But it needn’t be that way. Indeed following that pattern only serves to reinforce a sense that our lives are determined by our circumstances rather than by ourselves.
I spend much of my time teaching my clients how to take control of their lives. Taking control of our weight at Christmas gives us a pretty good grounding to take control of our whole lives.
Deferring starting a weight loss programme is an example of playing the ‘when-then game’. “When the circumstances are right, then I’ll take control”. The better approach is always to start now. Taking action in challenging circumstances is empowering. It gives us the message: “I’m powerful, I’m in control, I can achieve anything if I put my mind to it”.
What do we gain by putting it on before we start taking it off? Acting now makes more sense.
Most people embark on a weight loss plan with good intentions and yet most people fall by the way-side fairly quickly. Our excuse? A lack of will power. We lack the will power to say no to chocolate, no to the second helping, or yes to exercise.
So if our will power is poor, how do we stick to the diet and exercise plan?
It’s about finding the right motivation, developing self control and becoming resilient. All of these are attributes that can be acquired.
Motivation comes from being clear about your values and the benefits of achieving your goal. I use visualisation and time-line techniques as a way to help my clients “experience” these benefits and give them the motivation they need.
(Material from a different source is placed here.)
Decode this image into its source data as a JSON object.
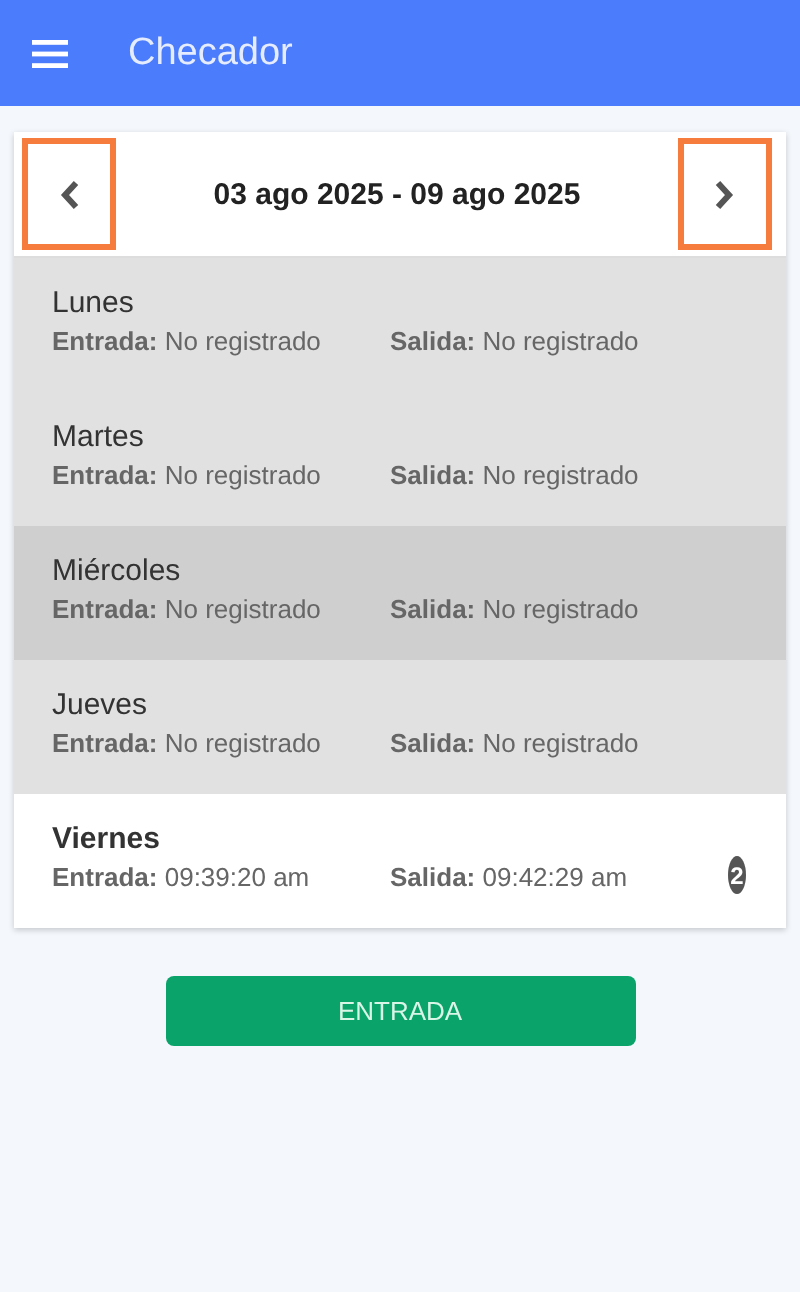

After motivation you need self control. Helpful tools to enhance self-control include how to deal with ‘trigger points’ (predictable challenging situations), and a commitment process.
The third attribute that’s needed is resilience. This is the ability to deal productively with uncomfortable experiences. The most powerful tool to boost resilience is learning to ‘accept what is’. This means an ability to accept what’s happening right now, different from the usual meaning of ‘acceptance’ which is future-oriented, as illustrated by the idea of accepting things we cannot change.
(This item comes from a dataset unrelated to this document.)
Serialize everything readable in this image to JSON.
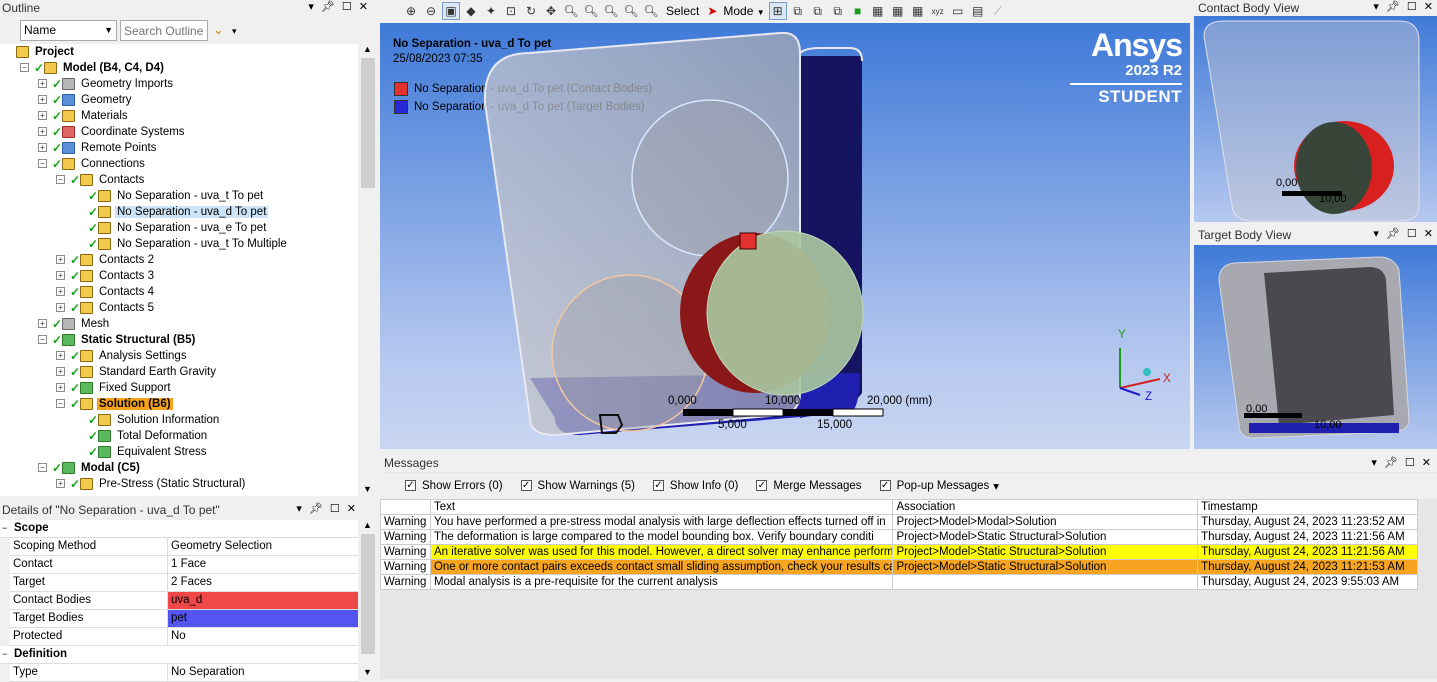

‘Comfort eating’ is a classic example of someone not ‘accepting what is’ as it involves using food to deal with uncomfortable feelings such as anxiety, loneliness, or boredom. To successfully lose weight we need to learn more productive ways to deal with these feelings – and that starts with learning how to accept them. This means accepting it’s OK to have them right now, not accepting that it’s OK for them to remain.
It’s this technique of acceptance that gives us the resilience to maintain our weight loss programme.
Utilising the tools of motivation, self control and resilience will enable anyone to lose weight and keep it off. But the good news is it doesn’t stop there. These same tools, which give us the strength to beat any opponent, can be used to help us achieve any goal in your life.
By Graham W Price